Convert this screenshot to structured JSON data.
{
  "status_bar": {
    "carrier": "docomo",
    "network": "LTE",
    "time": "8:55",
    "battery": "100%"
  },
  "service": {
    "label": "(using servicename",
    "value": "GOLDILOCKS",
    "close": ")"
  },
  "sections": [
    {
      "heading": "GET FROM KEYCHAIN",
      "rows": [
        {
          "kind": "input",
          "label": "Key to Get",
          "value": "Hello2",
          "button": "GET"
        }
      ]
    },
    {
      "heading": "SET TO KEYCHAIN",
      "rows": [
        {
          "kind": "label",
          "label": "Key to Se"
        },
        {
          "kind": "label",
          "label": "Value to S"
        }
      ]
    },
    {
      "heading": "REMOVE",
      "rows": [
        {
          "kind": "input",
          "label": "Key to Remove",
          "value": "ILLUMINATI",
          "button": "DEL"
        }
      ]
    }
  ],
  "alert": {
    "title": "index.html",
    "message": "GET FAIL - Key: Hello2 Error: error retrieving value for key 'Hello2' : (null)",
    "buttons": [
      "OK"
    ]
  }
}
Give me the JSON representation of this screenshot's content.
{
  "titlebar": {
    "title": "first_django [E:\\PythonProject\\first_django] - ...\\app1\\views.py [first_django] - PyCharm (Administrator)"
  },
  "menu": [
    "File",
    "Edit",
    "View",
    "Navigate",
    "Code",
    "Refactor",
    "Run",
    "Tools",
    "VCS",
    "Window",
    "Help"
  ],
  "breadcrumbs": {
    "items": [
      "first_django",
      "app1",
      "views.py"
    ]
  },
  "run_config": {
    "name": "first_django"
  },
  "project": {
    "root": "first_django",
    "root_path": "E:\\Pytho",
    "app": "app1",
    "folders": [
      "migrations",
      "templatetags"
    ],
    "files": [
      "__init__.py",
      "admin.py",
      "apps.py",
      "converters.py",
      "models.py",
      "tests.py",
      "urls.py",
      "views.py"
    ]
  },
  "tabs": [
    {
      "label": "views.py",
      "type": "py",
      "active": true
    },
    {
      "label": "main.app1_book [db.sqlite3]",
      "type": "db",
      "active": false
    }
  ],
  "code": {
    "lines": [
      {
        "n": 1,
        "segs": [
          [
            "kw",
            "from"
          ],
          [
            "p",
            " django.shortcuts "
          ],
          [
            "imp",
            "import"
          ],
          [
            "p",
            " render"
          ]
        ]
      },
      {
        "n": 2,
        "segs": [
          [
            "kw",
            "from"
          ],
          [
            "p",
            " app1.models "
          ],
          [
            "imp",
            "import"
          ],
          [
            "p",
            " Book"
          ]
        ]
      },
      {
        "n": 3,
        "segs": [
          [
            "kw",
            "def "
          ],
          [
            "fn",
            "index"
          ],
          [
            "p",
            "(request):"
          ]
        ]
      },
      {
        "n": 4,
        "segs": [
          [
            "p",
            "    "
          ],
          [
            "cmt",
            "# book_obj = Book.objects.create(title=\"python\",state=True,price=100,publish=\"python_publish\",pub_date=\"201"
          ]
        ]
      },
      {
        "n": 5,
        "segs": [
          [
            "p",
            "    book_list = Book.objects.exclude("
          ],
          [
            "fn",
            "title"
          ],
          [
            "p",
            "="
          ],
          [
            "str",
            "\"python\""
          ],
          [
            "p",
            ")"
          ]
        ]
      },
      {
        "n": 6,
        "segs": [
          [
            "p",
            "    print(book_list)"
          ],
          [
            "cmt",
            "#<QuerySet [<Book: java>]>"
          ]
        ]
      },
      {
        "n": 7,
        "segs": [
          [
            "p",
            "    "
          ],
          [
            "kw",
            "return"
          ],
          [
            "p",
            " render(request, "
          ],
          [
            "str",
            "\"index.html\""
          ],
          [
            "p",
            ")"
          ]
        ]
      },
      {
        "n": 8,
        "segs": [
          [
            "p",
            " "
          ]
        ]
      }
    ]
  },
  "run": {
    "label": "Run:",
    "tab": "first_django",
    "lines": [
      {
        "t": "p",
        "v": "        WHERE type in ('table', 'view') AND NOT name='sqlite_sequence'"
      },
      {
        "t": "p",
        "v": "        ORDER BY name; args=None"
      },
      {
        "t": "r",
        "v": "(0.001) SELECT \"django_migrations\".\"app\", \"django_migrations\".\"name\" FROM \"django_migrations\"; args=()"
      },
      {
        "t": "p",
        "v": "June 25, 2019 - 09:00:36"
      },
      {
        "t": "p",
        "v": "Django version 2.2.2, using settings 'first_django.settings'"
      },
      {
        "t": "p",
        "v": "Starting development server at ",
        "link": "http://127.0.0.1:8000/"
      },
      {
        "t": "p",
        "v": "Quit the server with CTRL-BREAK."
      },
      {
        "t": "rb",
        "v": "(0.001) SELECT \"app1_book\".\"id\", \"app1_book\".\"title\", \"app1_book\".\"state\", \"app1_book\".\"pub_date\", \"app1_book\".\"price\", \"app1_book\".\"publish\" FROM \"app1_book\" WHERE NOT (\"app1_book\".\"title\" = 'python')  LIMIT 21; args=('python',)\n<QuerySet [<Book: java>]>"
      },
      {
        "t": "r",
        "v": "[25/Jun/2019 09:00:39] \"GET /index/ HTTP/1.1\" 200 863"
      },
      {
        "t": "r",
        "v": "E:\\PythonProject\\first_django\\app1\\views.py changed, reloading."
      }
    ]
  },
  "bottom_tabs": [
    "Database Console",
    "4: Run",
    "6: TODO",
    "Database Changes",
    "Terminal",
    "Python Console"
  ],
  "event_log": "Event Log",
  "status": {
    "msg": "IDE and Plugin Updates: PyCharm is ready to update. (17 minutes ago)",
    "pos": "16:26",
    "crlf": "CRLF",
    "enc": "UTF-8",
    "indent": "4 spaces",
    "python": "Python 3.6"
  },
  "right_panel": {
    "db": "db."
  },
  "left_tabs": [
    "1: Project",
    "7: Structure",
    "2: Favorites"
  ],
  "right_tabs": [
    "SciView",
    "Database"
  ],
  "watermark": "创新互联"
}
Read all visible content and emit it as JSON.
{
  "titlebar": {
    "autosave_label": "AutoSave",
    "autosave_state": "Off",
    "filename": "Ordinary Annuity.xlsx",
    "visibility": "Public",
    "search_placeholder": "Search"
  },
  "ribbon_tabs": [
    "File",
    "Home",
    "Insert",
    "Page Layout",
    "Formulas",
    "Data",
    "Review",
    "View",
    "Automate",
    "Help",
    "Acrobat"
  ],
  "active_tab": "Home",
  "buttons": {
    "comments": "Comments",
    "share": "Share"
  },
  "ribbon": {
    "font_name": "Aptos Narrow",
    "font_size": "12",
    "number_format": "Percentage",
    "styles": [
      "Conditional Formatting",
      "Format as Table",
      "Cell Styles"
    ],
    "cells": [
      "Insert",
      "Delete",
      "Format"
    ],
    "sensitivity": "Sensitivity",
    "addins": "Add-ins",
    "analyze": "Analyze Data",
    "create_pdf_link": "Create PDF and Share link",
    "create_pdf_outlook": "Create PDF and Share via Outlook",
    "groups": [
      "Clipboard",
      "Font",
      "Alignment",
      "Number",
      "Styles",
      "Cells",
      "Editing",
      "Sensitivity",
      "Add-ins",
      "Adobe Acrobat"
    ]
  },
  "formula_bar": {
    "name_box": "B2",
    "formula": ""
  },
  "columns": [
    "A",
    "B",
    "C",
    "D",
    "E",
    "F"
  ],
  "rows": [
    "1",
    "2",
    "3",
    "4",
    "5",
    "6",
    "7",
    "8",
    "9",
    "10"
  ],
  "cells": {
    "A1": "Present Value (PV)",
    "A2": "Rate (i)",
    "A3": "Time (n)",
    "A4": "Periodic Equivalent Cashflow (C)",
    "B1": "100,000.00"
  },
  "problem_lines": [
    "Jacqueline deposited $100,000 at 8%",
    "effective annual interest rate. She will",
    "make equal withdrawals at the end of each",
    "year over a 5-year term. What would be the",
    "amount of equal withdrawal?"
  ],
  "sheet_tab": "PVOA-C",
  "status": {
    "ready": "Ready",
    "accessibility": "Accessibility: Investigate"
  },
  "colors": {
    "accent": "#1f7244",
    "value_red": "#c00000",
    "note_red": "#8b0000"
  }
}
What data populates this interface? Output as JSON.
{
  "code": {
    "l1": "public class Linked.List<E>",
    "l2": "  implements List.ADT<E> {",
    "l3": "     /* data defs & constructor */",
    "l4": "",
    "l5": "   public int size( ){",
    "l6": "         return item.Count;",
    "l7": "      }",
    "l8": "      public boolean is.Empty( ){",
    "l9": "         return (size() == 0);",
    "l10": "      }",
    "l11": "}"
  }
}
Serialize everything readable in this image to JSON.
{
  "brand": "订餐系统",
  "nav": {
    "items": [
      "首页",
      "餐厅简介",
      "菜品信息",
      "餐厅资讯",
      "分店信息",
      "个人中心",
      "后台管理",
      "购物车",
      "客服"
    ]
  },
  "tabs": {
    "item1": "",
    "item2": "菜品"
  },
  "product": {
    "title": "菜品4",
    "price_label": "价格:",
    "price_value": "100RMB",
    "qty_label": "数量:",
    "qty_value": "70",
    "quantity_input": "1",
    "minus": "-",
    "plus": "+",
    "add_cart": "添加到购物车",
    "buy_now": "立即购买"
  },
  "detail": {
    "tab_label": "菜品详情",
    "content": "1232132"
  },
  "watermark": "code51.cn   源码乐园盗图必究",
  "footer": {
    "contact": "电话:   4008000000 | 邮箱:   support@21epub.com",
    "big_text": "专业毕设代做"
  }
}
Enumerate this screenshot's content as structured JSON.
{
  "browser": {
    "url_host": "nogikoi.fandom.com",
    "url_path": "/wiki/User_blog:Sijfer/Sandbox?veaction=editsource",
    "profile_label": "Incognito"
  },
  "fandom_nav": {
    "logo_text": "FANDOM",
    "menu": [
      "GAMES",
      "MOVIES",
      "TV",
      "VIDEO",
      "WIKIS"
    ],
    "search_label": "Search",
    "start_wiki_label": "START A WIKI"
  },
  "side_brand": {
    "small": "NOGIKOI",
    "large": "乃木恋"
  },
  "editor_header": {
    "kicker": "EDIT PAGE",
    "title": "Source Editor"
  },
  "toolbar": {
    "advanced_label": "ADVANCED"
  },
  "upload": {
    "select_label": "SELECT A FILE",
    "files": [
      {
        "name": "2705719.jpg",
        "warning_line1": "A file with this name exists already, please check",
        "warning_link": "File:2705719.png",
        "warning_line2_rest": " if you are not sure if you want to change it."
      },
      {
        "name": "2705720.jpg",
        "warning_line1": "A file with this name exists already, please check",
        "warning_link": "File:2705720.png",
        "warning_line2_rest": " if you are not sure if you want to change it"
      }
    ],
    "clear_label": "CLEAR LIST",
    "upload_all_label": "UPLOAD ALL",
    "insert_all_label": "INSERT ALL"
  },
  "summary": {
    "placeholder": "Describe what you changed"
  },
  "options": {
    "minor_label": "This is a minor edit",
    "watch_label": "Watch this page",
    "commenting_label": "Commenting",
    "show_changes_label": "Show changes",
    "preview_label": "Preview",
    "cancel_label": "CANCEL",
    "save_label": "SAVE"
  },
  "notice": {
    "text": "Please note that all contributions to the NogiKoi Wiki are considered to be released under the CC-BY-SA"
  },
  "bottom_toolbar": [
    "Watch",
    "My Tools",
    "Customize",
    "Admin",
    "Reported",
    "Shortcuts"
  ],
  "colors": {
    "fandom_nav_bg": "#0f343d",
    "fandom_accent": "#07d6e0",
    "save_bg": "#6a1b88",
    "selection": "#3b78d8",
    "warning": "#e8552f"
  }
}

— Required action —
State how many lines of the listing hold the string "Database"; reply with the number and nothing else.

— Your solution —
3